Why We Shouldn't Breed Rabbits |
by Nancy Pinoli
Rabbits reach sexual maturity between three and six months of age. A rabbit differs from other mammals in that the female ovulates after being mounted by a male. This is called induced ovulation. This is the only time she produces an egg. This also means that after a rabbit has given birth, if the male is still present, she can and most likely will become pregnant within 24 hours of giving birth. Just imagine how you would feel if you had a baby and within 24 hours you were pregnant again!
Problems that can occur with rabbit pregnancies are magnified if the rabbit is young when she gives birth. Whether, young or old, the following problems may occur.
She may be confused, and might not build a nest for her babies, causing them to die of exposure.
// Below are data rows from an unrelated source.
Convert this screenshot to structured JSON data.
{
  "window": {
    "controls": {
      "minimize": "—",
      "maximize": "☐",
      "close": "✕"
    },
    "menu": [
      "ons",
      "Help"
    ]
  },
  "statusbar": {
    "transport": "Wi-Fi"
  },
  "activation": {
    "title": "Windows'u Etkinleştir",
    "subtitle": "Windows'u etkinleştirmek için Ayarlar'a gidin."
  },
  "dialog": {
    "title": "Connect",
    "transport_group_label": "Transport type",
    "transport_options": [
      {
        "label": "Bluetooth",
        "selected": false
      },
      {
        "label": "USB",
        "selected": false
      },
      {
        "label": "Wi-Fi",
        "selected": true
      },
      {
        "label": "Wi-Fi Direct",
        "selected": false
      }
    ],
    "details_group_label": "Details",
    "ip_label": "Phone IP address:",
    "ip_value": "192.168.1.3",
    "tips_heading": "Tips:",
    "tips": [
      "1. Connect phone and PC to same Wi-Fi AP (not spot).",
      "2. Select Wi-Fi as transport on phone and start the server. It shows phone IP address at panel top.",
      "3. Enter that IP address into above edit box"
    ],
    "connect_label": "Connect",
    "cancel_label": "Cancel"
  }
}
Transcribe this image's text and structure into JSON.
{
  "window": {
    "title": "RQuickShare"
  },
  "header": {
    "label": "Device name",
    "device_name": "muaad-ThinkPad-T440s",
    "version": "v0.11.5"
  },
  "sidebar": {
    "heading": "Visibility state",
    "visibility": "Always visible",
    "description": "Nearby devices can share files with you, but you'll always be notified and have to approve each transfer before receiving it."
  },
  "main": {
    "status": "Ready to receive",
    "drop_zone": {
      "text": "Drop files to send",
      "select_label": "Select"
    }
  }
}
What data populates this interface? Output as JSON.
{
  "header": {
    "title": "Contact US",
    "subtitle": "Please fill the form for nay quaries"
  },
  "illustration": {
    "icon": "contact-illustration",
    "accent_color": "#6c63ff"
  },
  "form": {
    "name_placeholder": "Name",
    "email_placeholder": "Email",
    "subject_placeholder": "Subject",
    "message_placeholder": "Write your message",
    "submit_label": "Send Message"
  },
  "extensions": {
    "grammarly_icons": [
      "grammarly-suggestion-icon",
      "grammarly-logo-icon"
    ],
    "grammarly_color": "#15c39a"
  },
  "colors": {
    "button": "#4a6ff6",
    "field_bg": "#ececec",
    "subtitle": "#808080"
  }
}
Her milk might not drop, or she just may not feed them, leaving the human caretaker to hand feed them. Mortality for hand fed babies is extremely high. If the father was larger than the mother, she may have difficulty during delivery and the babies may not survive. If the mother was not particularly healthy, she can become sick from the stress of carrying and delivering the babies.
If you choose to allow your rabbit to breed anyway, what do you do with the surviving 4 to 12 babies that she had? Are you prepared to find good, loving homes for all of them. and if you don't, are you willing to care for them Including spay and neuter them) for the next 8-10 years? For every rabbit that is born either by mistake or through planning, a rabbit at an animal shelter will die, because the baby rabbit that you brought into the world will take a home away from a rabbit at the shelter. So before you breed your rabbit, go down to the shelter in your area to see all the other rabbits who desperately need homes.
The best thing that you can do for you bunny, and all rabbits, is spay or neuter. Female rabbits will live longer because you eliminate the possibility of ovarian, uterine, or mammary tumors. Your rabbit will be less aggressive, his or her litterbox habits will be more reliable, and most importantly, it will prevent any unwanted litters. Please, for all rabbits, spread this message.
House Rabbit Society is a nonprofit rescue and education group.
We welcome your feedback and appreciate your donations. Please join today!